The amount of income and details of those funds are also not disclosed to the County Commission.

Cochran said the department’s discretionary funds have been used in the past to pay for equipment like gas masks and SWAT gear and even sustain around seven employees for the department. According to Cochran, 18 new patrol cars and six narcotics vehicles were also purchased with the funds last year.

Most notably, the MSCO used these funds to purchase a $340,000 aircraft used by his office. Funding and support for the aircraft, a Beechcraft Bonanza, is provided by a volunteer organization, the Sheriff’s Aviation Group Inc., a registered nonprofit.

Cochran removed the plane’s tail number from public tracking databases because he says it’s used in active “investigations,” but he also disclosed that around $20,000 of discretionary funding is set aside annually for the operation, fuel, insurance and maintenance of the plane.

“When we first started (The Sheriff’s Aviation Group), we wanted to model it after the flotilla and the mounted unit with an all volunteer staff,” Cochran said. “Then we thought we’d create a nonprofit association for them to operate out of. We created the board and then the board created the foundation in an effort that it may need to raise funds.”

He said the money raised would be used for the operation of the plane, if the operational costs exceeded the amount designated in the office’s discretionary funds.

The board of directors for the Aviation Group consists of Maj. James Burrow, Chief David Wilhelm, volunteer pilot Robert Middleton and Chad Tucker, who was formerly a public relations officer for Cochran.

Middleton was at the controls last month when the plane was damaged in a minor incident at Brookley Aeroplex. According to the FAA, the wing scraped the runway while landing. The MCSO reported that the wing struck a runway sign while taxiing.

The Aviation Group is one of multiple nonprofit organizations tied to the MSCO. The Foundation of the Mobile County Sheriff’s Office and The Mobile County Sheriff’s Flotilla of Mobile County Inc. are two others.

The Foundation is funded through tax-exempt donations, the sales of miscellaneous items at MCSO and fundraising events such as the Foundation of the Mobile County Sheriff Golf Tournament, which is in its sixth year.

Requests for 990 filings for the all three nonprofit organizations were not initially granted, but MCSO Public Affairs Officer Lori Myles did disclose some information about last year’s golf tournament.

“Last year was the fifth year for the tournament, and it was the first time (the money) had gone into the Aviation Group,” Myles said. “I think we had about $10,000 sitting in there, and then we raised around $18,000.”

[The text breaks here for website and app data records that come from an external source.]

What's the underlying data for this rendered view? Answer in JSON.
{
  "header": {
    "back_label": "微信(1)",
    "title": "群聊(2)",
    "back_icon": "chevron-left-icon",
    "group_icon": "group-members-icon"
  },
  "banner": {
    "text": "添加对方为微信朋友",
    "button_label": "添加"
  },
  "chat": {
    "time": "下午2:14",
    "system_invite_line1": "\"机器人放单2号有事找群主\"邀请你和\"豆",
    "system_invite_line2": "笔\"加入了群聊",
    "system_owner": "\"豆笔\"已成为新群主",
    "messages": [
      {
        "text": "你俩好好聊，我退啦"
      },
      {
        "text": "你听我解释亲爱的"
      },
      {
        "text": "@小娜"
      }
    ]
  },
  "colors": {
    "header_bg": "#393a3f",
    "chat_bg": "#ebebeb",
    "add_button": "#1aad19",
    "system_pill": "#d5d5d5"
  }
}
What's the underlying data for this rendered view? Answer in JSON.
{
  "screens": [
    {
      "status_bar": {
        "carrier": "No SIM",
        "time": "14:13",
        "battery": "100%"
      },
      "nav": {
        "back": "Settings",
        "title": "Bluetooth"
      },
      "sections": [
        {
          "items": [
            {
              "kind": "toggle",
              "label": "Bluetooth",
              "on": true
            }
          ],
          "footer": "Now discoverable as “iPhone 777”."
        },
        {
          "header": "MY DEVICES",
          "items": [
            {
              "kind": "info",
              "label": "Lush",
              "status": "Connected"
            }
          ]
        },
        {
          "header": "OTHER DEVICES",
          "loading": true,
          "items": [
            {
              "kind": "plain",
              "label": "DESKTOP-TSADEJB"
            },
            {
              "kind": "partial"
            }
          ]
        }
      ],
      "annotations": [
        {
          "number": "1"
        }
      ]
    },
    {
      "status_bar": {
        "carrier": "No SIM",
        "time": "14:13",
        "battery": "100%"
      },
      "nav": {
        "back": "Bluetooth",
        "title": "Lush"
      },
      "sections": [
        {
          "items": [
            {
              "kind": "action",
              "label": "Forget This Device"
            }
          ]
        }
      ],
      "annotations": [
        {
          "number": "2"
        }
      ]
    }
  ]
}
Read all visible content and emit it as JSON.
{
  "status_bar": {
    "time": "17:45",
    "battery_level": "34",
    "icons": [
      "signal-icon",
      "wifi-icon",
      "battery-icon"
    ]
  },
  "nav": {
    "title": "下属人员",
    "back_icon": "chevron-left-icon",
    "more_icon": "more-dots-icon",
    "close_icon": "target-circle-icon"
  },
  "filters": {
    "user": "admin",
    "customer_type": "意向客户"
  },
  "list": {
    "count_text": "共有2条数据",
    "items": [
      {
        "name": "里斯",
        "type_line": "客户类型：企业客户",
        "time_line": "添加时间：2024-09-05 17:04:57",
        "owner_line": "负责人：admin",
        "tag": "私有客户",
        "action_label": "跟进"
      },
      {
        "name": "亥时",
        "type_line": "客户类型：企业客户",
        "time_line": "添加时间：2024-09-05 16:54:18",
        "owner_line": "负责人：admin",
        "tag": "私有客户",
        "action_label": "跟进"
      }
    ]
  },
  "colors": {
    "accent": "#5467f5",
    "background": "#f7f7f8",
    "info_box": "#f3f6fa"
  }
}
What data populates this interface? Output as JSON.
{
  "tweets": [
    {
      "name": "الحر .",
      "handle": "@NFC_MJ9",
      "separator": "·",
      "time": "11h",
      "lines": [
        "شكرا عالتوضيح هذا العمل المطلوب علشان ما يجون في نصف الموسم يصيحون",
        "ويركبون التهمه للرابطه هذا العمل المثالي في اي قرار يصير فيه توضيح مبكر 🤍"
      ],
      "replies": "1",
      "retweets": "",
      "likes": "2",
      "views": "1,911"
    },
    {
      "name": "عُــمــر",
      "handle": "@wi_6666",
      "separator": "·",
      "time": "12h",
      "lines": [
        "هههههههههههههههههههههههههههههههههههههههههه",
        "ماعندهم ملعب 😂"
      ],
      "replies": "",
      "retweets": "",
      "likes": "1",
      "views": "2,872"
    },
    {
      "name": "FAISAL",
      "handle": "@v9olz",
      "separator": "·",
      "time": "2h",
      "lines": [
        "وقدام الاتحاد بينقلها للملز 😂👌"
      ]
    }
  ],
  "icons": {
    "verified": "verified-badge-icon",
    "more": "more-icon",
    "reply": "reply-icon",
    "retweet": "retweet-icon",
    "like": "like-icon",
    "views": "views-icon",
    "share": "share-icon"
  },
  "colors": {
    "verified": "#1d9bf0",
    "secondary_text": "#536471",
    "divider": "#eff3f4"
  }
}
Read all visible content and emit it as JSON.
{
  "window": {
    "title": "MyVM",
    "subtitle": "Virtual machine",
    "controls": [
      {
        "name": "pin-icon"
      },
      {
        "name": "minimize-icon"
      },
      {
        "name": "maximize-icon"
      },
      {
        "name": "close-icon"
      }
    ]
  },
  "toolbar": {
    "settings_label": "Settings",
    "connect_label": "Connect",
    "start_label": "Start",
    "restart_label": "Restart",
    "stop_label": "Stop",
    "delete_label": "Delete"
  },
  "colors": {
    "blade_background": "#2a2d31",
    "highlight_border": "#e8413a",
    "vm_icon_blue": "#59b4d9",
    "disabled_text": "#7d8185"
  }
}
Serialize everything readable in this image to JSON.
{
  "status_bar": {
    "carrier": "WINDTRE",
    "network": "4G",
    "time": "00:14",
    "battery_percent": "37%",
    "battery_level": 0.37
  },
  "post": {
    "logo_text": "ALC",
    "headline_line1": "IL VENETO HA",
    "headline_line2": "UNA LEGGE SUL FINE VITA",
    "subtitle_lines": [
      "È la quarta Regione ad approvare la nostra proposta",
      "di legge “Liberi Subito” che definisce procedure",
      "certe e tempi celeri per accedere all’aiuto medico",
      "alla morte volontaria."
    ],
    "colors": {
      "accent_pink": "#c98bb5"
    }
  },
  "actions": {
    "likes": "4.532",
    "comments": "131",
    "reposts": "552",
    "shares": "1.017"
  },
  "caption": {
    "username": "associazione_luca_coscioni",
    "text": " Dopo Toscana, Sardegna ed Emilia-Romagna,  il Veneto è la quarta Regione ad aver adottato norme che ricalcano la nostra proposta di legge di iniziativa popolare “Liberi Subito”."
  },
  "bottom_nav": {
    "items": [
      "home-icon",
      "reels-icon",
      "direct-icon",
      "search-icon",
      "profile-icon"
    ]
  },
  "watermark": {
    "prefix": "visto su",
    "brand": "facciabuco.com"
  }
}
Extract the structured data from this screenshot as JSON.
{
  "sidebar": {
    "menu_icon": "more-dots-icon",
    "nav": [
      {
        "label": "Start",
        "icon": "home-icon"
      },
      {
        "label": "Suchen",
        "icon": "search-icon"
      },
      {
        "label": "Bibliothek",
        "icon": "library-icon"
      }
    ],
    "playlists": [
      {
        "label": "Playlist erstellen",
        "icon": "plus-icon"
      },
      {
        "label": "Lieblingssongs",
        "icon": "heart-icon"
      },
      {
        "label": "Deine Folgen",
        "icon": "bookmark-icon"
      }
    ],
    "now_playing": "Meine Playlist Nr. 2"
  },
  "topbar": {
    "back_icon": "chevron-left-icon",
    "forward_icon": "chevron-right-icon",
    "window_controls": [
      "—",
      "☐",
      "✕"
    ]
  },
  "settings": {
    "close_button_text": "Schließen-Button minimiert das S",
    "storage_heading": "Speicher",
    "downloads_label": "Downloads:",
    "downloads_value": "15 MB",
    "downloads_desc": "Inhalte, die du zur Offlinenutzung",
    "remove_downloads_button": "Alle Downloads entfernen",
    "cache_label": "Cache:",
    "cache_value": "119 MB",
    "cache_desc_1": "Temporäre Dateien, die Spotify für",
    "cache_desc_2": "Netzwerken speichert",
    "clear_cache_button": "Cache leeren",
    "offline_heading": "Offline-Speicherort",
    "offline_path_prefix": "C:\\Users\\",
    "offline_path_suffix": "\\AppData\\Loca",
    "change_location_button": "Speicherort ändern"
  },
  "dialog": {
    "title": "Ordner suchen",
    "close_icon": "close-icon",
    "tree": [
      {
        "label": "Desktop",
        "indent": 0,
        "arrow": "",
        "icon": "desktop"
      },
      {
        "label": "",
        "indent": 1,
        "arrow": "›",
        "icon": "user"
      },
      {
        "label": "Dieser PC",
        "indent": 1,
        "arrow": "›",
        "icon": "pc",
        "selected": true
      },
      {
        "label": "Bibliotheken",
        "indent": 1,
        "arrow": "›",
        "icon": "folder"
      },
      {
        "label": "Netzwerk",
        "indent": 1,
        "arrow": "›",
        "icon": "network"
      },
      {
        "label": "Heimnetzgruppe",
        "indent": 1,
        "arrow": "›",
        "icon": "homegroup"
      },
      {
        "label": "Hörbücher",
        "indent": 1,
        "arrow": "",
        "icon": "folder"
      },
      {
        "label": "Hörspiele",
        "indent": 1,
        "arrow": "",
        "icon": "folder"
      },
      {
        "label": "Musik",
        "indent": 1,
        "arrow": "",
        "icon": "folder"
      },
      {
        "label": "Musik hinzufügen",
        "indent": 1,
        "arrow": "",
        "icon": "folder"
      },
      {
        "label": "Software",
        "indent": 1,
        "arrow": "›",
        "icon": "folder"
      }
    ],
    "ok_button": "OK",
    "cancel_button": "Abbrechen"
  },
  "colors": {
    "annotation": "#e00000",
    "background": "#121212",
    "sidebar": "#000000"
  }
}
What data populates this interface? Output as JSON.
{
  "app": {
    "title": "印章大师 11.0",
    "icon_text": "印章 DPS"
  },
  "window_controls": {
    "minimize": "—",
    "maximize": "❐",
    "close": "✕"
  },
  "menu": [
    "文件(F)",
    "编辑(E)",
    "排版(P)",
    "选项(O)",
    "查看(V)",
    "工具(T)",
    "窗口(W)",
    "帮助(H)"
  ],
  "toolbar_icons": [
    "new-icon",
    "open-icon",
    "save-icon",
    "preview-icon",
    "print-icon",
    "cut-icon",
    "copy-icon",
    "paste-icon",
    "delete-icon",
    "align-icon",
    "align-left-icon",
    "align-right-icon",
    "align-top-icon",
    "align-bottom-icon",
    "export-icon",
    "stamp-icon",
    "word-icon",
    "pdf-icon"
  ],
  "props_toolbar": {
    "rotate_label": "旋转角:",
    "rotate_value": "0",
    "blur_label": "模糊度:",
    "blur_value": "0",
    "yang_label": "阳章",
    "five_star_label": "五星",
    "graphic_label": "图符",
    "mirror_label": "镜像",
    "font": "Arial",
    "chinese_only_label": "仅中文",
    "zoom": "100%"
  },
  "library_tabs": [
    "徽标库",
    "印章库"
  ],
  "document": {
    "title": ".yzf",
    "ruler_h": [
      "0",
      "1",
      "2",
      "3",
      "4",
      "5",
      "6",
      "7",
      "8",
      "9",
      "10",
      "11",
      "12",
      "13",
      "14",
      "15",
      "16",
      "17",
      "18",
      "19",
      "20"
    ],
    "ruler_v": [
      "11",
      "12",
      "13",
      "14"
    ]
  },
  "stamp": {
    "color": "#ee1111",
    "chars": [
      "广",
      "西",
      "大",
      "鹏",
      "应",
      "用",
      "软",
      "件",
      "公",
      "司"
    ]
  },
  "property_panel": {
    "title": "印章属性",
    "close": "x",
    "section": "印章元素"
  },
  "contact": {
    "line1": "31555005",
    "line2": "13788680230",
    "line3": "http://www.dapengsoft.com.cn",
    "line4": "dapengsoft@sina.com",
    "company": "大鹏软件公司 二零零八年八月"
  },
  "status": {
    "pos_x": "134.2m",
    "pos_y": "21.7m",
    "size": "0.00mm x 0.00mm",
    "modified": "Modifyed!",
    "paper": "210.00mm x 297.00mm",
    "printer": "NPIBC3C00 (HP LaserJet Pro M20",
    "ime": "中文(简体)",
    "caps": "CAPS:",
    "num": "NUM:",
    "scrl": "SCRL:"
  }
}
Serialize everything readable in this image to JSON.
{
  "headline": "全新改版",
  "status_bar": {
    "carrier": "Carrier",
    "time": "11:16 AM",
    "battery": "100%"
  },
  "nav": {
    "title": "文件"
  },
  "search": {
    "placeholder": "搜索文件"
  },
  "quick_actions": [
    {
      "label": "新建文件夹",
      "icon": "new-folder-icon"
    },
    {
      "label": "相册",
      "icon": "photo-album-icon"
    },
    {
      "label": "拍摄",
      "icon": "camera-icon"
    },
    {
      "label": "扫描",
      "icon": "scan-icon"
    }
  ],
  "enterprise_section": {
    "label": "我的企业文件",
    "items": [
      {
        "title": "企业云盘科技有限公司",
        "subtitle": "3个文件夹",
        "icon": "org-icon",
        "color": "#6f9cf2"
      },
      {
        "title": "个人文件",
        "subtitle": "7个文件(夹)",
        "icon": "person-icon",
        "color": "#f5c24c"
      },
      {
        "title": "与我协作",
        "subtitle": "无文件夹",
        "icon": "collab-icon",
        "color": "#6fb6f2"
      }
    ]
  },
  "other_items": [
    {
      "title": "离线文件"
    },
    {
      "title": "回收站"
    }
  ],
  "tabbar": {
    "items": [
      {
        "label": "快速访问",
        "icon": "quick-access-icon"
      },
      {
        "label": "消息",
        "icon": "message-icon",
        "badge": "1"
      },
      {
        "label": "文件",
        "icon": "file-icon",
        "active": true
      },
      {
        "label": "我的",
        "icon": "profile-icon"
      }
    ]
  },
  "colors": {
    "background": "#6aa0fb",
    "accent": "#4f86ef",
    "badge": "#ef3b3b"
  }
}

Myles said the money was put into that organization because the IRS had temporarily revoked the nonprofit status of the Foundation after it failed to file on time.

She added the oversight occurred during a transition in the way the IRS notified 501C(3) organizations about renewing their nonprofit status. The change affected several nonprofits across the country including the Sheriff’s Flotilla, which also lost its 501C(3) status temporarily.

Because the Foundation wasn’t a tax-exempt organization from Feb. 18, 2013-July 14, 2014, the money raised during last year’s golf tournament was put into the Sheriff’s Aviation Group. According to Myles, those funds have not and will not be transferred to the Foundation account – though she did say all donors were of aware of where the money was going.

The board of directors of each nonprofit also denied a request for the actual fundraising total at that event.

“The board of the Foundation as well as Aviation Group do not wish to give the total amount made at the tournament,” Myles said in an email. “None of that money was public funds.”

Form 990s for the Sheriff’s nonprofits are not available on public databases.

The board of the Sheriff’s Aviation Group sent this statement when asked about its finances: “The nonprofit board was set up to privately raise funds to help with the operations of the all volunteer program. There is no public funding which goes into the foundation. We have complied with all reporting requirements set forth by federal law.”